The plan allegedly is for the ECB to raise interest rates, significantly. To raise the deposit rate to a 2%. And that would basically give everyone who wants to deposit money in the bank, so they can get paid rather than having to pay the ECB to hold their money. And at the same time they're going to establish a new borrowing rate that is going to be minus 200 basis points, and the banks will be able to take that money as much as they want at minus 200 basis points, and turn around and make loans to consumers, and businesses at minus 50 basis points. In other words, the ECB is going to fund the banks to basically pay consumers, and businesses to borrow more money. It's probably the most bullish story I've ever heard for gold potentially, and it's probably the beginning of the end of this whole dynamic. That's insane. It really is because the risk to central banks is greater than buying government debt, and so on and so forth.

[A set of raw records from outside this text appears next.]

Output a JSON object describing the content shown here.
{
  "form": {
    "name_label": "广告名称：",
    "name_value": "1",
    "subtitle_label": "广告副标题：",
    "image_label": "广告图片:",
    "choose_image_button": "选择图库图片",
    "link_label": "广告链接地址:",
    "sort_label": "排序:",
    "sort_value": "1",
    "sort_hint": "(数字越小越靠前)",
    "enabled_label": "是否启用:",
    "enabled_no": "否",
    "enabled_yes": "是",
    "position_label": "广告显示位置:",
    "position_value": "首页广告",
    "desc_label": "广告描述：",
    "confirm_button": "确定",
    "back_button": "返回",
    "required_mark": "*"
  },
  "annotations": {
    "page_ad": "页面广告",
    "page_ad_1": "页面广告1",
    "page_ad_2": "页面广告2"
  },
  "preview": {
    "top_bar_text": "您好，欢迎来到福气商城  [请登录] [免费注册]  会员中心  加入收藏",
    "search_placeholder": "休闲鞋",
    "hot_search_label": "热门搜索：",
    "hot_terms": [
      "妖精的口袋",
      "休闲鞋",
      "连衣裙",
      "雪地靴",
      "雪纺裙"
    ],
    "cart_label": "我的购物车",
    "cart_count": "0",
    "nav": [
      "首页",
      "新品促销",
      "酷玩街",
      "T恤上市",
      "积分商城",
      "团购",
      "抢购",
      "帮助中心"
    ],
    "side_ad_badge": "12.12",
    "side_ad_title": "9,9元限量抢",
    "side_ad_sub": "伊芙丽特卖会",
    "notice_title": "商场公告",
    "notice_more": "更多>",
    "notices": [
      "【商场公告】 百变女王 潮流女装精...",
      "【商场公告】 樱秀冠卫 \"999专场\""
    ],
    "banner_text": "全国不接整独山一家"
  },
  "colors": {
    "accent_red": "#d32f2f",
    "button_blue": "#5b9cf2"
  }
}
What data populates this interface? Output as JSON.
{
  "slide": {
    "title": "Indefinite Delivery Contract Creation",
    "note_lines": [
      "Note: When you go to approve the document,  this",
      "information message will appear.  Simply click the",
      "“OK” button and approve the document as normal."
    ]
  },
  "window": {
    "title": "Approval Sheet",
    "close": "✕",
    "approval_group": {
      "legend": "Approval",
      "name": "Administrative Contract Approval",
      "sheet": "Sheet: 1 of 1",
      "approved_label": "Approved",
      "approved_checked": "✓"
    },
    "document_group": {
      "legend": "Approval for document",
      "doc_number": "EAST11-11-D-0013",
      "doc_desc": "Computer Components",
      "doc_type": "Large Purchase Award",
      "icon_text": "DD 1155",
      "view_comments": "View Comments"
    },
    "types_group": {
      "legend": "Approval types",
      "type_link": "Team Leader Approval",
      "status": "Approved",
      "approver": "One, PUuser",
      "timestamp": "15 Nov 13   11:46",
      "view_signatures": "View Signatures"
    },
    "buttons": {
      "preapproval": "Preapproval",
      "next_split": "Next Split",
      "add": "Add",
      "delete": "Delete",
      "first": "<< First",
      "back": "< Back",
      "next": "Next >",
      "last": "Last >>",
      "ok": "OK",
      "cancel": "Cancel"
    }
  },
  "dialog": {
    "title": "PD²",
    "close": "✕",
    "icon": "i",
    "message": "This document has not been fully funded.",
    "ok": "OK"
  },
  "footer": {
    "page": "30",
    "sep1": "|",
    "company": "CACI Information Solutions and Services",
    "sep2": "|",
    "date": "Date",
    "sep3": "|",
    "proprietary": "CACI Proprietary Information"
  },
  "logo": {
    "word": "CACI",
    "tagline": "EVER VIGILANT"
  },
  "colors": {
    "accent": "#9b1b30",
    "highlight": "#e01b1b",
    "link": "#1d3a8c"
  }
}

If they institute this dynamic and it may be a two-step process, maybe a three-step process. Again, it just gets back to all the huge, big picture, multi-decade secular reasons to be bullish gold here in that central banks have so corrupted the system here with cheap money, there's no turning back. There's only one way to go. They are all in, and they will do whatever it takes, and it devalues all paper. Debt and currencies are all just IOUs at the end of the day. And this is going to create tremendous demand for gold as a protection of the purchasing power of your wealth.
Mike Gleason: Yeah, eventually you’ve got to think the chickens are going to come home to roost, and maybe we're starting to see the beginning of this. A lot of us have been surprised that the system is kind of operated as it has for so long, and maybe we're starting to see some of those fireworks start to develop.
Well, excellent, and thanks again Greg. I hope you have a wonderful weekend. Thanks so much for your comments, and enjoy your summer, and I can't wait to get back with you a before long so we can discuss how this all unfolds. Take care.
Greg Weldon: Sure. Mike, my pleasure.
Mike Gleason: Well, that will do it for this week. Thanks again to Greg Weldon of Weldon Financial. For more information, simply go to WeldonOnline.com where you can sign up for a free trial, and be sure to check out Gold Investor Bootcamp. Again, you can find all of that information at WeldonOnline.com, be sure to check that out.
Mike Gleason: And check back here next Friday for our next weekly Weekly Market Wrap Podcast. Until then, this has been Mike Gleason with Money Metals Exchange, thanks for listening and have a great weekend everybody.
About the Author:
Mike Gleason is a Director with Money Metals Exchange, a precious metals dealer recently named "Best in the USA" by an independent global ratings group. Gleason is a hard money advocate and a strong proponent of personal liberty, limited government and the Austrian School of Economics. A graduate of the University of Florida, Gleason has extensive experience in management, sales and logistics as well as precious metals investing. He also puts his longtime broadcasting background to good use, hosting a weekly precious metals podcast since 2011, a program listened to by tens of thousands each week.